The first and most prevalent tool for defining the root cause of problems is the 5 Whys (or Five Whys, or 5Y). This method is especially popular in manufacturing, where the main concern is often productivity and efficiency — maximizing production rate and minimizing rejects and downtime. Many Six Sigma and Lean practitioners talk about this as one of their most rudimentary tools. It’s easy to remember, simple to apply, and gets deeper than traditional problem solving techniques.
Asking “Why?” may be a favorite technique of your three year old child in driving you crazy, but it could also teach you a valuable lesson. The 5 Whys is a tool used in the analysis phase of the DMAIC (Define, Measure, Analyze, Improve, Control) methodology. It is a great tool that does not involve data segmentation, hypothesis testing, regression or other advanced statistical tools, and in many cases can be completed without a data collection plan.
By repeatedly asking the question “Why” (five is a good rule of thumb), you can peel away the layers of symptoms which can lead to the root cause of a problem. Very often the ostensible reason for a problem will lead you to another question. Although this technique is called “5 Whys,” you may find that you will need to ask the question fewer or more times than five before you find the issue related to a problem.
Benefits of the 5 Whys
• Help identify the root cause of a problem.
• Determine the relationship between different root causes of a problem.
• One of the simplest tools; easy to complete without statistical analysis.

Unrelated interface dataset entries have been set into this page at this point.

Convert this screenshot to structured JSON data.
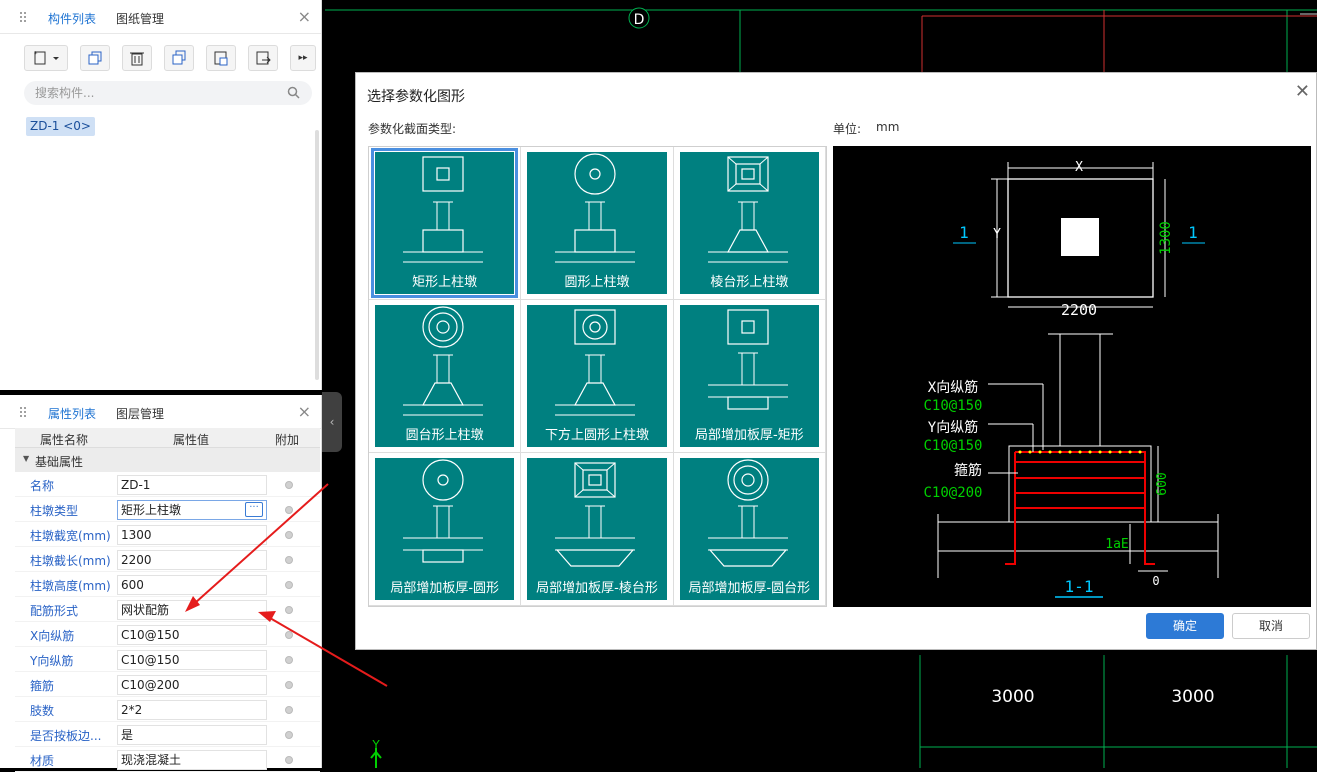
{
  "cad": {
    "axis_label": "D",
    "dims": [
      "3000",
      "3000"
    ],
    "y_axis": "Y"
  },
  "component_panel": {
    "tabs": [
      "构件列表",
      "图纸管理"
    ],
    "search_placeholder": "搜索构件...",
    "selected_component": "ZD-1 <0>"
  },
  "property_panel": {
    "tabs": [
      "属性列表",
      "图层管理"
    ],
    "headers": [
      "属性名称",
      "属性值",
      "附加"
    ],
    "group": "基础属性",
    "rows": [
      {
        "name": "名称",
        "value": "ZD-1"
      },
      {
        "name": "柱墩类型",
        "value": "矩形上柱墩"
      },
      {
        "name": "柱墩截宽(mm)",
        "value": "1300"
      },
      {
        "name": "柱墩截长(mm)",
        "value": "2200"
      },
      {
        "name": "柱墩高度(mm)",
        "value": "600"
      },
      {
        "name": "配筋形式",
        "value": "网状配筋"
      },
      {
        "name": "X向纵筋",
        "value": "C10@150"
      },
      {
        "name": "Y向纵筋",
        "value": "C10@150"
      },
      {
        "name": "箍筋",
        "value": "C10@200"
      },
      {
        "name": "肢数",
        "value": "2*2"
      },
      {
        "name": "是否按板边...",
        "value": "是"
      },
      {
        "name": "材质",
        "value": "现浇混凝土"
      }
    ],
    "ellipsis": "···"
  },
  "dialog": {
    "title": "选择参数化图形",
    "section_label": "参数化截面类型:",
    "unit_label": "单位:",
    "unit_value": "mm",
    "shapes": [
      "矩形上柱墩",
      "圆形上柱墩",
      "棱台形上柱墩",
      "圆台形上柱墩",
      "下方上圆形上柱墩",
      "局部增加板厚-矩形",
      "局部增加板厚-圆形",
      "局部增加板厚-棱台形",
      "局部增加板厚-圆台形"
    ],
    "preview": {
      "x": "X",
      "y": "Y",
      "width": "2200",
      "height": "1300",
      "section_mark": "1",
      "x_rebar_label": "X向纵筋",
      "x_rebar": "C10@150",
      "y_rebar_label": "Y向纵筋",
      "y_rebar": "C10@150",
      "stirrup_label": "箍筋",
      "stirrup": "C10@200",
      "depth": "600",
      "anchor": "1aE",
      "zero": "0",
      "section_title": "1-1"
    },
    "ok": "确定",
    "cancel": "取消"
  }
}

When Is 5 Whys Most Useful?
• When problems involve human factors or machine interactions.
• In day-to-day business life; can be used within or without a larger quality program or project.
How to Complete the 5 Whys
1. Write down the specific problem. Writing the issue helps you formalize the problem and describe it completely. It also helps a team focus on the same problem.
2. Ask Why the problem happens and write the answer down below the problem.
3. If the answer you just provided doesn’t identify the root cause of the problem that you wrote down in Step 1, ask Why again and write that answer down.
4. Loop back to step 3 until the team is in agreement that the problem’s root cause is identified. Again, this may take fewer or more times than 5 Whys.
5 Whys Example
Problem Statement: Customers are unhappy because they are being shipped products that don’t meet their specifications.
1. Why are customers being shipped bad products? – Because manufacturing built the products to a specification that is different from what the customer and the sales person agreed to.
2. Why did manufacturing build the products to a different specification than that of sales? – Because the sales person expedites work on the shop floor by calling the head of manufacturing directly to begin work. An error happened when the specifications were being communicated or written down.
3. Why does the sales person call the head of manufacturing directly to start work instead of following the procedure established in the company? – Because the “start work” form requires the sales director’s approval before work can begin and slows the manufacturing process (or stops it when the director is out of the office).
4. Why does the form contain an approval for the sales director?
– Because the sales director needs to be continually updated on sales for discussions with the CEO.
In this case only four Whys were required to find out that a non-value added signature authority is helping to cause a process breakdown.
5 Whys and the next tool: Fishbone (Ishikawa) Diagram
The 5 Whys can be used individually or as a part of the fishbone (also known as the cause and effect or Ishikawa) diagram. The fishbone diagram helps you explore all potential or real causes that result in a single defect or failure. Once all inputs are established on the fishbone, you can use the 5 Whys technique to drill down to the root causes.
In our next blog on Root Cause Analysis we will delve into how to utilize and develop these diagrams.